The environmentalists, who include members of the East Africa Wildlife Society and Kenya Forests Working Group, are appealing to people who have been issued deeds to the forest lands to come forward and explain why they need them. The government defends its action by saying it is trying to help landless people. The case opens on July 9.
A lawyer for the environmentalists, Stephen Mwenesi, argues that the government has acted illegally by giving the lands away before publicly announcing that it intended to do so, which he says is against the country's constitution. "There appears to been alterations of boundaries of forests and title deeds issued prior to the minister's legal notices," he said. "But we are wondering why such an important step has to be taken in apparent contravention of the Forests Act and the Constitution. We are not aware that the government has license to break the law."
Ali Kaka, director of the East African Wildlife Society, says the land is incapable of supporting anyone. "A lot of this land is not suitable for resettlement of anybody, even eagles for that matter," he said. "So this was highly suspicious. And Kenya simply cannot afford to lose any more forested land. We already had less than two per cent of forested land under protected status and losing more would mean disaster for this entire country and even the very people who were to be settled there."
Land grabbing has become a major problem in Kenya in recent years. Environmentalists say that many public spaces, including school playgrounds and parks, are being given to well-connected people in return for political favors.
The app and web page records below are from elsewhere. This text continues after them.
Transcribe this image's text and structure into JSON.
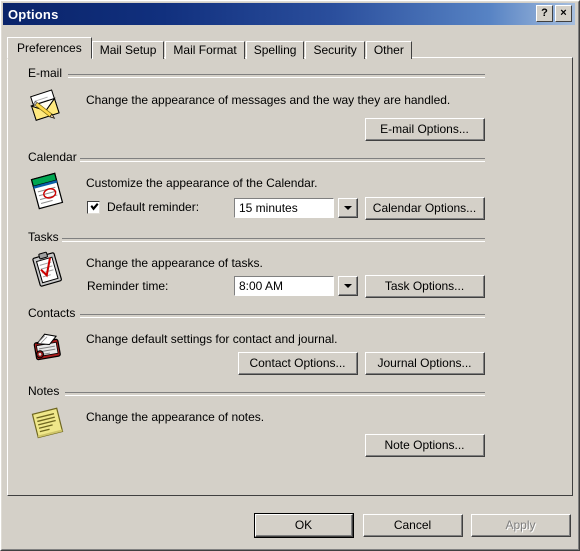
{
  "window": {
    "title": "Options",
    "help_button": "?",
    "close_button": "×"
  },
  "tabs": [
    {
      "label": "Preferences",
      "active": true
    },
    {
      "label": "Mail Setup",
      "active": false
    },
    {
      "label": "Mail Format",
      "active": false
    },
    {
      "label": "Spelling",
      "active": false
    },
    {
      "label": "Security",
      "active": false
    },
    {
      "label": "Other",
      "active": false
    }
  ],
  "sections": {
    "email": {
      "label": "E-mail",
      "icon": "envelope-pencil-icon",
      "description": "Change the appearance of messages and the way they are handled.",
      "button": "E-mail Options..."
    },
    "calendar": {
      "label": "Calendar",
      "icon": "calendar-page-icon",
      "description": "Customize the appearance of the Calendar.",
      "checkbox_label": "Default reminder:",
      "checkbox_checked": true,
      "combo_value": "15 minutes",
      "button": "Calendar Options..."
    },
    "tasks": {
      "label": "Tasks",
      "icon": "clipboard-check-icon",
      "description": "Change the appearance of tasks.",
      "field_label": "Reminder time:",
      "combo_value": "8:00 AM",
      "button": "Task Options..."
    },
    "contacts": {
      "label": "Contacts",
      "icon": "address-book-icon",
      "description": "Change default settings for contact and journal.",
      "button_contact": "Contact Options...",
      "button_journal": "Journal Options..."
    },
    "notes": {
      "label": "Notes",
      "icon": "sticky-note-icon",
      "description": "Change the appearance of notes.",
      "button": "Note Options..."
    }
  },
  "footer": {
    "ok": "OK",
    "cancel": "Cancel",
    "apply": "Apply",
    "apply_disabled": true
  },
  "colors": {
    "dialog_face": "#d4d0c8",
    "titlebar_start": "#0a246a",
    "titlebar_end": "#a6bede",
    "field_bg": "#ffffff",
    "text": "#000000",
    "disabled_text": "#808080"
  }
}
The government, however, says it is only acting to help those who don't have land.